I Woke Up Too Early
6am. And 1000 years too early.
That was a bit of a strange week. Some psycho-drama nonsense going on with friends and relationships, lots of time spent thinking about 21st century life and how Northern Europe can manage to be quite so cold and grey. Also caring for a sick cat.
Other things too, oblique and yet central to current projects: the churning vitality of central London restaurants, the vast silent vaults behind huge buildings in the West End. Archives, institutions, massive preservation set against my usual storm of ephemera. Games and MP3s that dissolve into nothing in the space of afternoon. I fire off another 1000 words on something with a colon’d name “Super War: Battles Of Fire”, writing a quick 6/10 epitaph, as if thatâ€™s my way of forgetting this thing exists. We have to move on.
Itâ€™s been useful to listen to the likes of Bruce Sterling talk (22mb mp3) about their contemporary future perspective out there in Austin. Sterling seems to have created this intellectual techno-future fantasy and made it a reality for himself and thin tier of peers. Iâ€™m there with the borderless human-amongst-the-data-flow stuff, and yet I not comfortable with Sterling’s way of talking about it. No matter how anchored these speeches are intended to be, they still seem to miss something. Sterling is hyper-nerdesque, but also politically driven and observant. Heâ€™s paradoxical to listen to: excitingly aware and yet missing something crucial. What? I donâ€™t know what. I think heâ€™s getting an outsider perspective, but one that delivers its sermons from a tight-knit club of outsiders, all of whom share a certain ideological filter. Their mirror of the world has a certain sheen that worries me.
Echoes of Josh Ellisâ€™ Grim Meathook, I suppose. But itâ€™s not that which really concerns me. Iâ€™m more concerned by the way all this stuff (from the bright shiny geek theory to the starving refugee story) slides off the suburbs and backwaters of the developed world. I canâ€™t help thinking the strongest aphorisms of the 21st century arenâ€™t to be found in Sterlingâ€™s â€˜nation borders are like speedbumpsâ€™ and â€˜Iâ€™m living out of my laptopâ€™, or any of the grim analysis about disease and prejudicial madness in the poorest regions. Instead I find myself catching the occasional observations made about a rather more mundane future faced by millions â€“ the Ballardian future of local boredom and widespread repetition. Itâ€™s The New Quiet Desperation, these masses. Theyâ€™re working in the offices and commuting home to a hillside development near Canterbury. Itâ€™s a small suburban home. Hermitic and yet engulfed. Fish out the mobile phone and order three types of vegetarian pizza (illusion of comparative health value judgement in junkfood) to eat while watching Lost, or Invasion or some other sophisticated entertainment. And these middling classes need to be distracted, so theyâ€™re all getting good at filter feeding: weâ€™re bottom dwellers, down in the cultural silt â€“ rapidly getting sensitive enough to root out the most nutritious, the most interesting sediment, the most worthwhile jetsam that floats down from the higher strata. And it doesnâ€™t have to have a jot of intellectual bulk, we can live on spectacle alone. As long as the flow is steady.

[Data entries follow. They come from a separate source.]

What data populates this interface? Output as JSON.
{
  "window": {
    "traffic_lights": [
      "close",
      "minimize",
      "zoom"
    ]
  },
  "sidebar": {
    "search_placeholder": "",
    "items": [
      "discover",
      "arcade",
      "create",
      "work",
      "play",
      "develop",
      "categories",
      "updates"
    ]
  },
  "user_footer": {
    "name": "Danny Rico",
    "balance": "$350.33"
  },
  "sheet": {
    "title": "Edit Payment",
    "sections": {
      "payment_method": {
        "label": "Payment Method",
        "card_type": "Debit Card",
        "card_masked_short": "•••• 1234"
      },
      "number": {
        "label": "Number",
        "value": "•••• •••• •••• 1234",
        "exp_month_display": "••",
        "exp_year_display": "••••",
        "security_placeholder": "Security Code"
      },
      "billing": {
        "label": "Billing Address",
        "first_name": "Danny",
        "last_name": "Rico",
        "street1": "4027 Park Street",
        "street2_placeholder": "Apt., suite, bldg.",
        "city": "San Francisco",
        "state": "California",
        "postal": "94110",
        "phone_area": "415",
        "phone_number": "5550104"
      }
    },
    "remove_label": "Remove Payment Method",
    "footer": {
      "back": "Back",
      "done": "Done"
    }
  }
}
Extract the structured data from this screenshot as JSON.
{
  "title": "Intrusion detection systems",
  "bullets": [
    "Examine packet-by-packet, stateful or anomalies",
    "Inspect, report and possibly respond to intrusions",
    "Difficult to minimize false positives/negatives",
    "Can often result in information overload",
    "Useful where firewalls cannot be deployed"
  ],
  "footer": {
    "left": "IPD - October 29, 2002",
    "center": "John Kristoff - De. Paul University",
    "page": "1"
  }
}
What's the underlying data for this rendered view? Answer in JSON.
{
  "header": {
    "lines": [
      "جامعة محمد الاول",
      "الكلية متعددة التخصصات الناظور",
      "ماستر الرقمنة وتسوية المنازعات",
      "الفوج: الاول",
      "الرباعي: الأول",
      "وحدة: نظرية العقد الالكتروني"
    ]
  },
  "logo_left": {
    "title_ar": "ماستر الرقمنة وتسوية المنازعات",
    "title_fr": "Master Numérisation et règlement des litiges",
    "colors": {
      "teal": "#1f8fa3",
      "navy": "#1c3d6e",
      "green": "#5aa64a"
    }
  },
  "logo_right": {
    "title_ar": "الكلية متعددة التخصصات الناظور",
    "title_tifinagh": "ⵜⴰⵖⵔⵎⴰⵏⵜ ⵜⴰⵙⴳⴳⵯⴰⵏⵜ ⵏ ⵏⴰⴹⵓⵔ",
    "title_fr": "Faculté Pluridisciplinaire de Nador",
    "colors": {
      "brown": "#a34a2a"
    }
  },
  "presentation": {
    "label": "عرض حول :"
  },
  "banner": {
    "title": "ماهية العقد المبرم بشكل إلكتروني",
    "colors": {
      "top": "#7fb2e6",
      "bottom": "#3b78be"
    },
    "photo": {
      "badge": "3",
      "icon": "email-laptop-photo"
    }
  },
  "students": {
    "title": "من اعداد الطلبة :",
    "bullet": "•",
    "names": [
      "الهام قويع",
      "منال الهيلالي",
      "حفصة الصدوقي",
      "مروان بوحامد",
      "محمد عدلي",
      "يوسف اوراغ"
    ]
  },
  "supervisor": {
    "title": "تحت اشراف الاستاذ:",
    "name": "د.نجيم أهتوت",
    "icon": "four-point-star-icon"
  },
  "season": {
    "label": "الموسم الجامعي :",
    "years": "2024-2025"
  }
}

Cutting back to my hack work and I wonder if thatâ€™s why videogames are â€˜a little bit of the futureâ€™. If society is going through disorder and fundamentalist to reach a homogenous bland of a balanced future, then the parts of the world that have the time and technology will need to find ways to sink emotional excess into something exciting and escapist. If weâ€™re going to be calm and quiet while we wait for the rest of the world to finish tearing itself to pieces then weâ€™re going to need profound distractions, re-useable distractions. Themeparks arenâ€™t versatile or lazy enough, books are too much like edification. And we do need to waste time on needless adventure â€“ the crazies are all doing itâ€¦ and donâ€™t we envy their release?